“I tell them this job is tough and you need everyone to do it. This job is more to your life than just a job, whether we want to admit it or not. And sometimes it is harmful to ourselves if we do not refrain from it, “said Müller.” I have had conversations with former classmates and colleagues who say that sometimes you have to be ready to go away and find the right situation, that’s out there. “
Time for a change
Both Krull and Mueller say it’s time for change … and not too soon. Since the job is increasingly dominated by women and women are more likely to think of suicide than their male colleagues, this gives what is happening in the industry a whole new dynamic – and urgency.
Most of the positions in the respective clinics are occupied by women, many of whom are raising families.
“I want to be the entrepreneur who changes the business model that we may have to adjust a few things so we all – including dads – can make it to a baseball game, have time to breastfeed, or celebrate their children’s birthdays. “said Krull.” But just because you have no children doesn’t mean you have fewer opportunities to lead a life or be free, have time or go on vacation ‘looks very different today. But it’s okay, that to change to suit our needs. “
A year and a half ago, says Krull, she convinced her (now retired) partner to close the clinic on Saturdays.
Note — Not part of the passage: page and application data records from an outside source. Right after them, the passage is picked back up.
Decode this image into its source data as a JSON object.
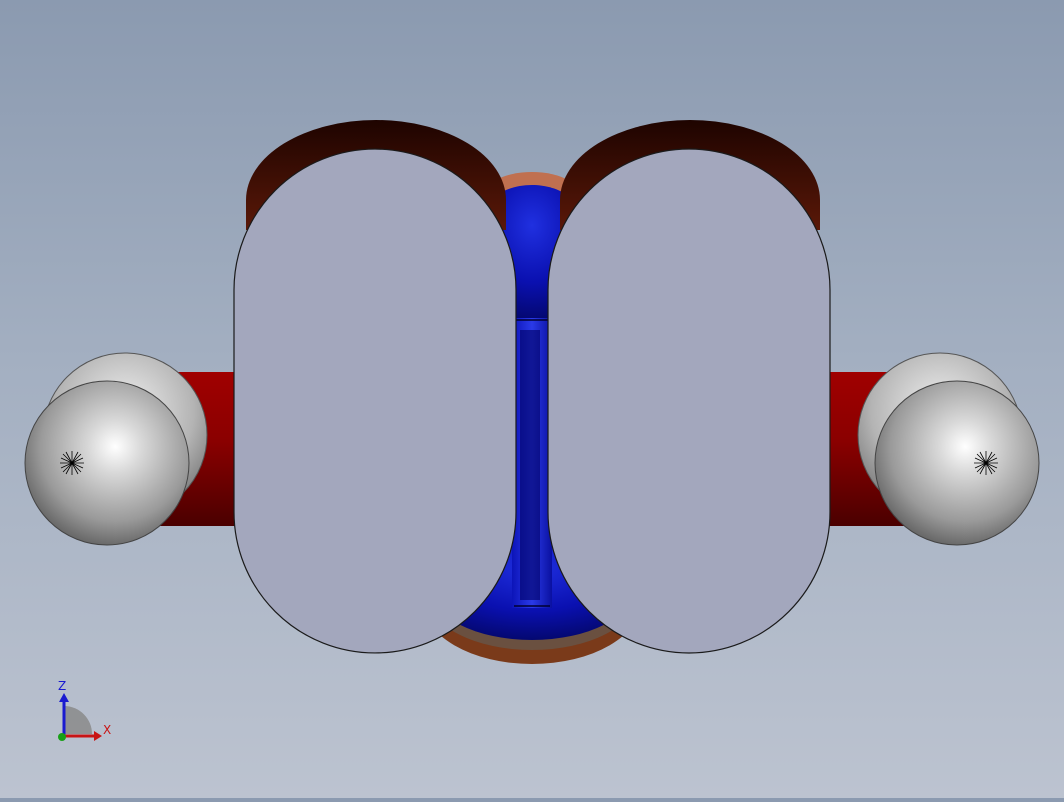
{
  "viewport": {
    "background_top": "#8b9ab0",
    "background_bottom": "#bcc3d0"
  },
  "model": {
    "plate_color": "#a3a7bd",
    "core_color": "#0a0fb0",
    "rod_color": "#8e0000",
    "sphere_color": "#b8b8b8",
    "rim_color": "#2a0a00"
  },
  "triad": {
    "z_label": "Z",
    "x_label": "X",
    "z_color": "#1a1ad0",
    "x_color": "#c81414",
    "y_color": "#18a018"
  }
}
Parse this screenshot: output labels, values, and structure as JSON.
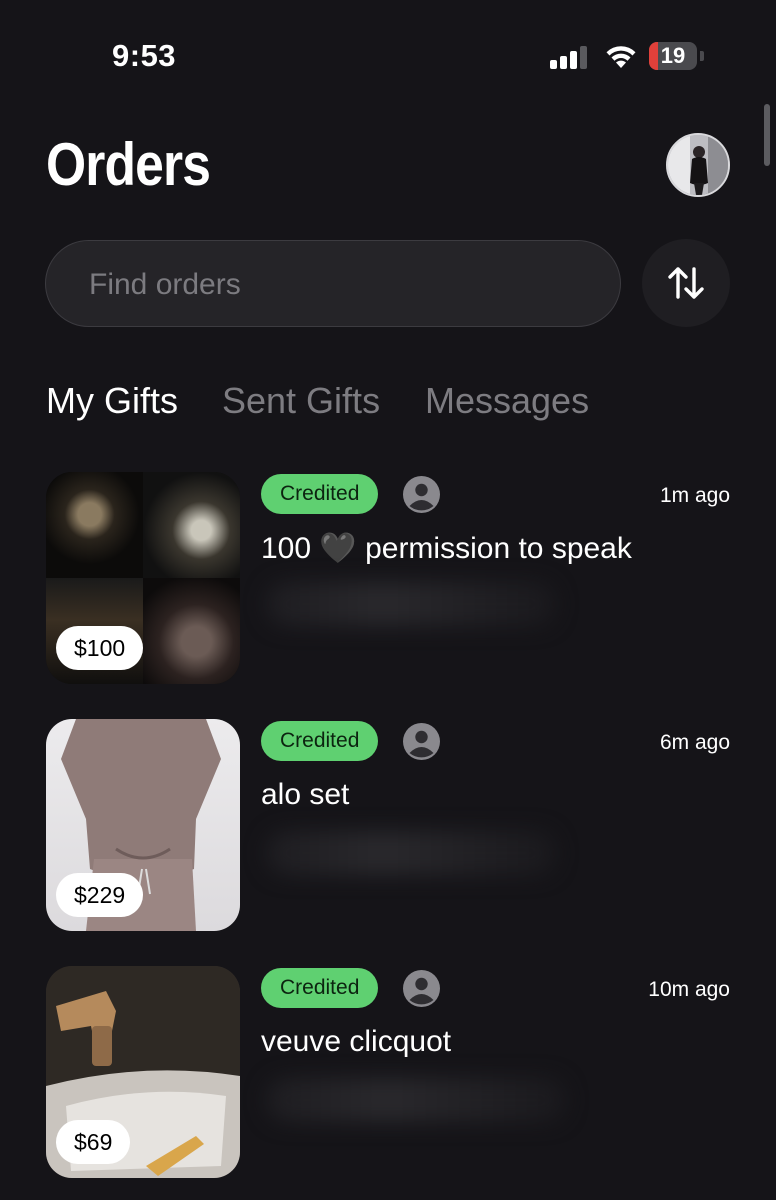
{
  "status_bar": {
    "time": "9:53",
    "battery": "19",
    "battery_level": 0.19,
    "signal_bars_active": 3,
    "signal_bars_total": 4
  },
  "header": {
    "title": "Orders"
  },
  "search": {
    "placeholder": "Find orders"
  },
  "tabs": [
    {
      "label": "My Gifts",
      "active": true
    },
    {
      "label": "Sent Gifts",
      "active": false
    },
    {
      "label": "Messages",
      "active": false
    }
  ],
  "orders": [
    {
      "price": "$100",
      "status": "Credited",
      "time": "1m ago",
      "title": "100 🖤 permission to speak"
    },
    {
      "price": "$229",
      "status": "Credited",
      "time": "6m ago",
      "title": "alo set"
    },
    {
      "price": "$69",
      "status": "Credited",
      "time": "10m ago",
      "title": "veuve clicquot"
    }
  ],
  "colors": {
    "background": "#151418",
    "badge_green": "#5fd071",
    "inactive_tab": "#7d7c81",
    "battery_low": "#e0403a"
  },
  "icons": {
    "sort": "sort-arrows-icon",
    "user": "user-icon",
    "wifi": "wifi-icon",
    "signal": "signal-icon",
    "battery": "battery-icon"
  }
}
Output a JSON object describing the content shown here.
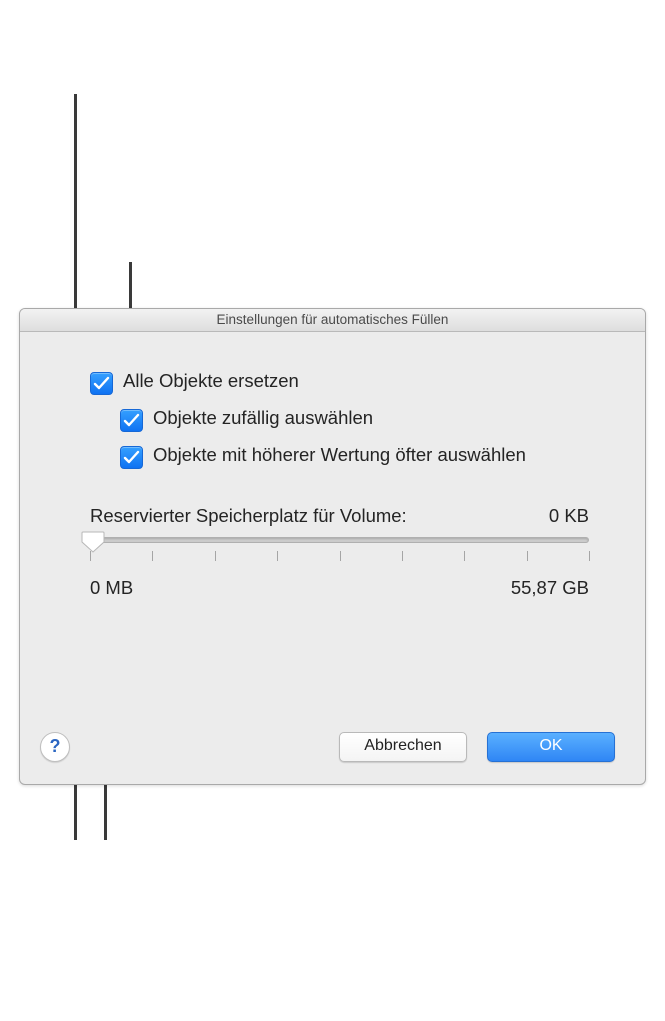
{
  "dialog": {
    "title": "Einstellungen für automatisches Füllen",
    "checkboxes": {
      "replace_all": {
        "label": "Alle Objekte ersetzen",
        "checked": true
      },
      "random_select": {
        "label": "Objekte zufällig auswählen",
        "checked": true
      },
      "higher_rating": {
        "label": "Objekte mit höherer Wertung öfter auswählen",
        "checked": true
      }
    },
    "slider": {
      "label": "Reservierter Speicherplatz für Volume:",
      "value_text": "0 KB",
      "min_label": "0 MB",
      "max_label": "55,87 GB"
    },
    "buttons": {
      "help": "?",
      "cancel": "Abbrechen",
      "ok": "OK"
    }
  }
}
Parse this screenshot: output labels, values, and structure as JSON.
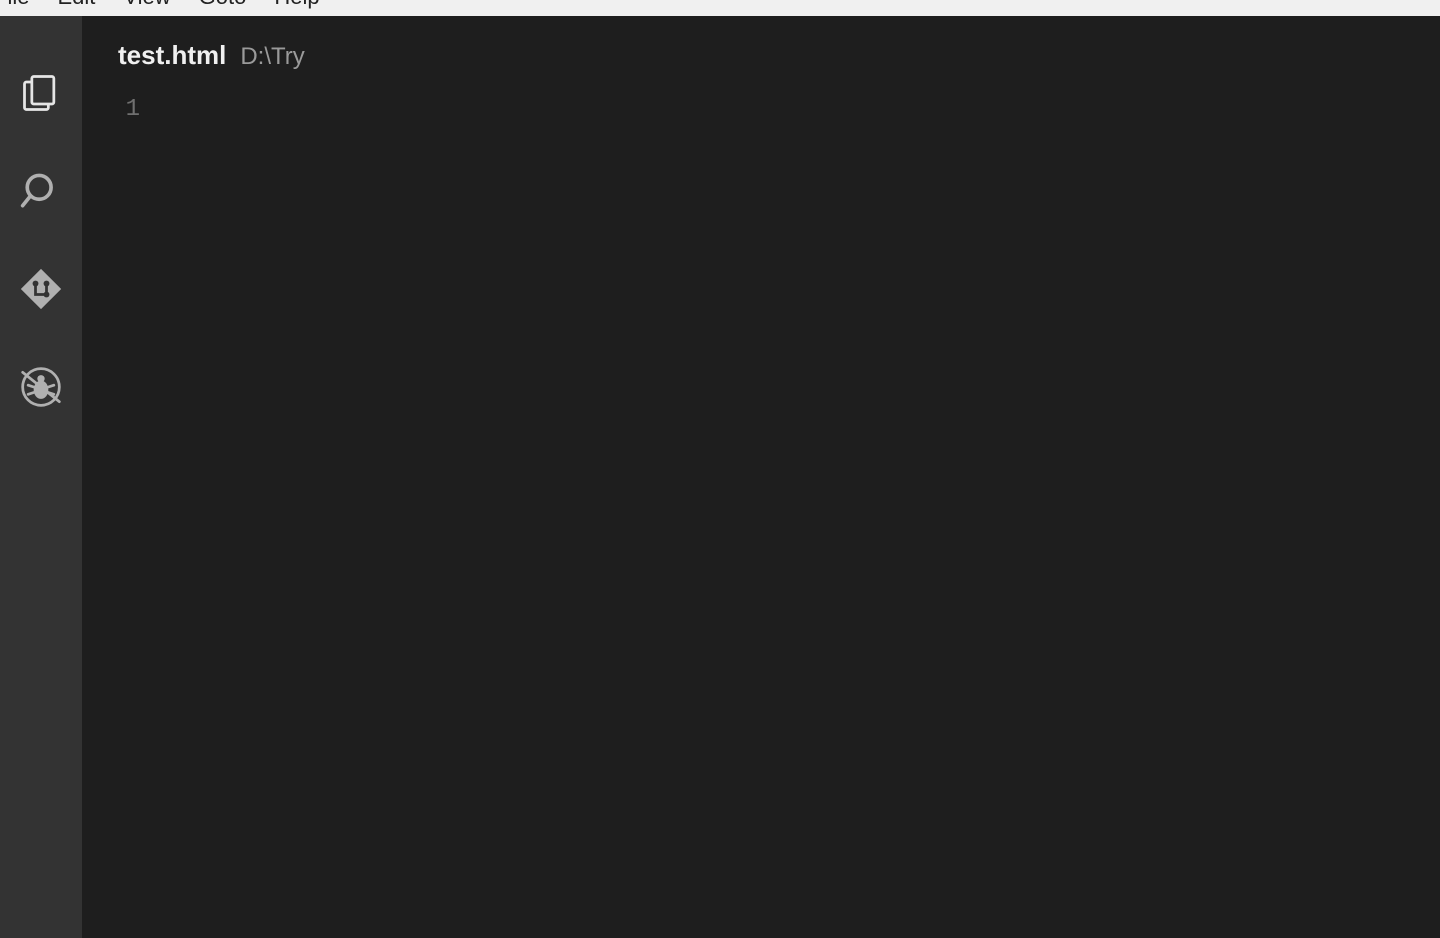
{
  "menubar": {
    "items": [
      "File",
      "Edit",
      "View",
      "Goto",
      "Help"
    ]
  },
  "activitybar": {
    "icons": [
      {
        "name": "explorer-icon",
        "active": true
      },
      {
        "name": "search-icon",
        "active": false
      },
      {
        "name": "source-control-icon",
        "active": false
      },
      {
        "name": "debug-icon",
        "active": false
      }
    ]
  },
  "editor": {
    "active_tab": {
      "filename": "test.html",
      "path": "D:\\Try"
    },
    "line_numbers": [
      "1"
    ],
    "content": ""
  }
}
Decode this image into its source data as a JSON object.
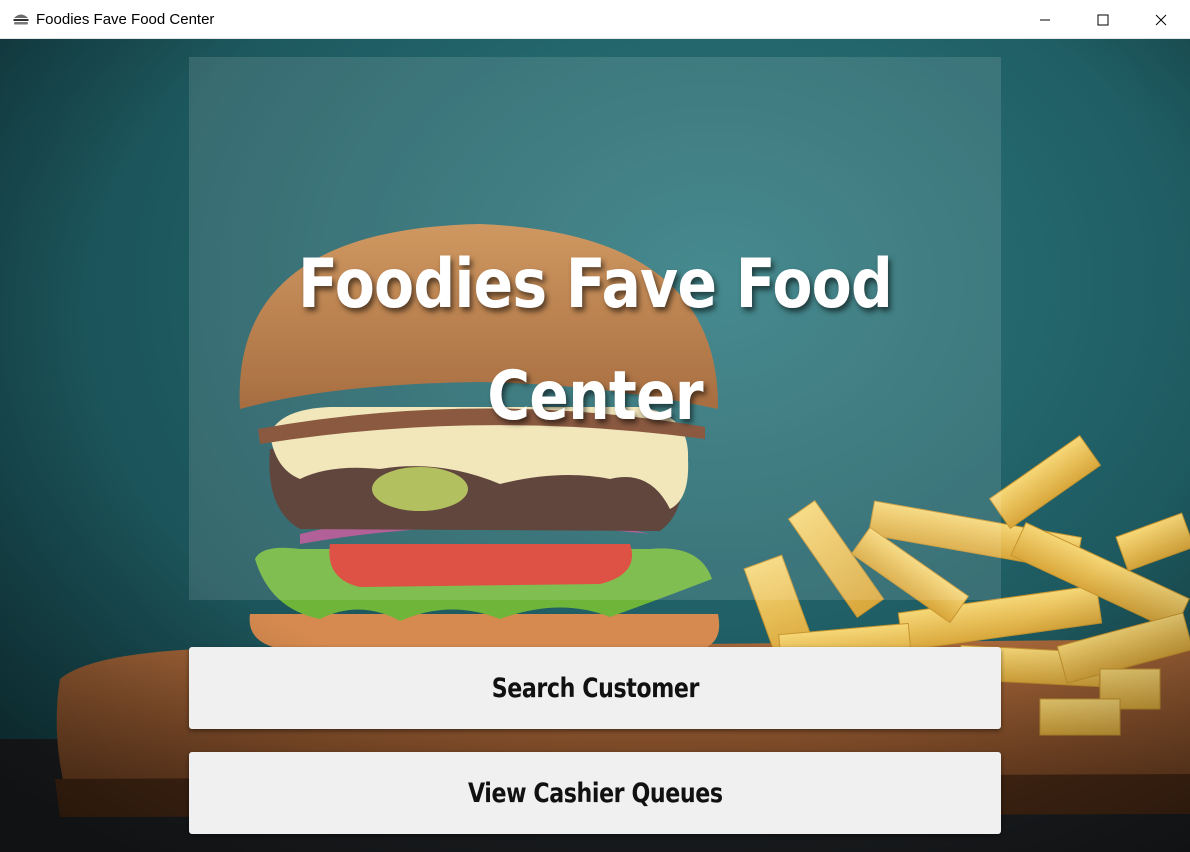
{
  "window": {
    "title": "Foodies Fave Food Center",
    "icon": "burger-app-icon",
    "controls": [
      "minimize-icon",
      "maximize-icon",
      "close-icon"
    ]
  },
  "hero": {
    "title_line1": "Foodies Fave Food",
    "title_line2": "Center"
  },
  "actions": {
    "search_label": "Search Customer",
    "queues_label": "View Cashier Queues"
  },
  "colors": {
    "background_teal": "#1f5e64",
    "button_bg": "#f0f0f0",
    "title_text": "#ffffff"
  }
}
“I finally convinced everyone that 40 hours a week is enough. Now all doctors only work four (albeit long) days a week, but something amazing has happened: We did not get much headwind from our customers and our productivity has increased, ”said Krull. “There are a lot of studies that suggest that happiness equals productivity. And by reducing our hours, we’ve actually made more money and are happier people.”